Whether you agree with LOTNet’s claims and analysis or not, there can be no doubt that its founders have got together perfectly legitimately to set up a very neat mechanism to ensure that their patents will never be used by PAEs against LOTNet’s members; while at the same time retaining all the other benefits that their rights individually confer upon them.

Not everyone is the same

But what LOTNet’s founders do not seem to acknowledge is that not everyone chooses to use patents in the way that they do; and that any choice is as legitimate as any other, as long as it is legal.

“Had we formed LOT Network in 2005, and if every operating company had joined that year, approximately 10,500 defendants in PAE litigations using acquired patents may have collectively avoided more than $100 billion in costs,” the LOTNet home page states. Well, maybe; but there is another side to that argument. In coming together in the way that LOTNet suggests, companies would also have profoundly reduced the value of the patents that they owned because they would have considerably reduced the options open to them.

Tesla, for example, might have struggled to raise the finance it got had it previously agreed that the patents it gave as security would automatically be licensed to thousands of entities at no cost upon their transfer in case of default. For Renesas, Panasonic and other monetisers everywhere, by eliminating the opportunity to transfer rights to PAEs or to sell to them outright, it would have reduced the size of the market and decreased the opportunities to generate royalty streams, as well as the amounts associated with them.

Beyond that, you could also argue that in effectively reducing the monetary value of patents, the LOTNet path would have seen Kodak go out of business instead of saving itself from bankruptcy by selling a portfolio of patents to a consortium put together by Intellectual Ventures and RPX in 2012 for $525 million; and would have left Nortel pensioners – given some hope of a retirement income by the $4.5 billion sale of 6,000 of the Canadian company’s patent assets to Rockstar Bidco in 2011 - even more exposed than they are currently. And these examples are but the tip of the iceberg.
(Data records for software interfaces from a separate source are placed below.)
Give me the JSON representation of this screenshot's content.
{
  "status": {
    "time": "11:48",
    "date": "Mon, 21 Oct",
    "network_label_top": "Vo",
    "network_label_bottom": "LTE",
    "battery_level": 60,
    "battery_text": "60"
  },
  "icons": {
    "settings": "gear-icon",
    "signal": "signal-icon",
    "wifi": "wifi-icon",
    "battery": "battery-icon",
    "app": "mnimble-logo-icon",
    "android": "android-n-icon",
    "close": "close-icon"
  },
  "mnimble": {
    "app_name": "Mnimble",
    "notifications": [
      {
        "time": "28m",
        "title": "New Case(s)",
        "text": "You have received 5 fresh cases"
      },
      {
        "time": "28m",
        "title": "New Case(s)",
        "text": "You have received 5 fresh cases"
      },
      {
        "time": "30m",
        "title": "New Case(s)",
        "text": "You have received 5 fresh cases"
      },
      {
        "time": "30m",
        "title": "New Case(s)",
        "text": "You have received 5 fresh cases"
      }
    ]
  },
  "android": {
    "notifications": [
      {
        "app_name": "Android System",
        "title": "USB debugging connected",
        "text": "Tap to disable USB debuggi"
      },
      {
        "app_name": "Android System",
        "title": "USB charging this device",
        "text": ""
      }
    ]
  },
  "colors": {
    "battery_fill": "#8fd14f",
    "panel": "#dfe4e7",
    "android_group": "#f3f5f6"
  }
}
To return to the top – a portfolio of high-quality patents gives its owner a wide range of strategic choices. Any LOTNet member denies itself the full deck of these – and it does so without knowing what will happen further down the line. For the likes of Google, that is probably not going to be an issue. For smaller operations, perhaps it will be. Waving goodbye to all the flexibility that a patent portfolio can bring is a very big step. It is an option that is open to every patent owner, but it is one that should be taken only after all the ramifications have been fully considered. After all, once you have waved your strategic freedom goodbye, it is never coming back.

John Allen, March 27 1970 – July 17 2014

Among the 298 passengers on Malaysian Airlines flight MH17 who were killed when the aircraft was shot down over eastern Ukraine on July 17 was John Allen, an IP lawyer and partner of Dutch law firm NautaDutilh. He was travelling to Kuala Lumpur with his wife and three children. In the 2014 edition of the IAM Patent 1000: The World’s Leading Patent Practitioners, published at the end of May, Allen was identified as one of the top patent litigators in the Netherlands.

In a tribute to Allen posted on the firm’s website, his co-workers at NautaDutilh wrote: “He was a person with many talents, and in addition to his professional contribution to our firm he generously shared his musical and athletic abilities with us as well. All of us who had the privilege of working with John during his 18 years at NautaDutilh came to know him as a kind, down-to-earth and humorous man and many of us have also lost a friend. He will be dearly missed.”

Along with many others in the global IP community, IAM extends its sincere condolences to John Allen’s family, friends and colleagues.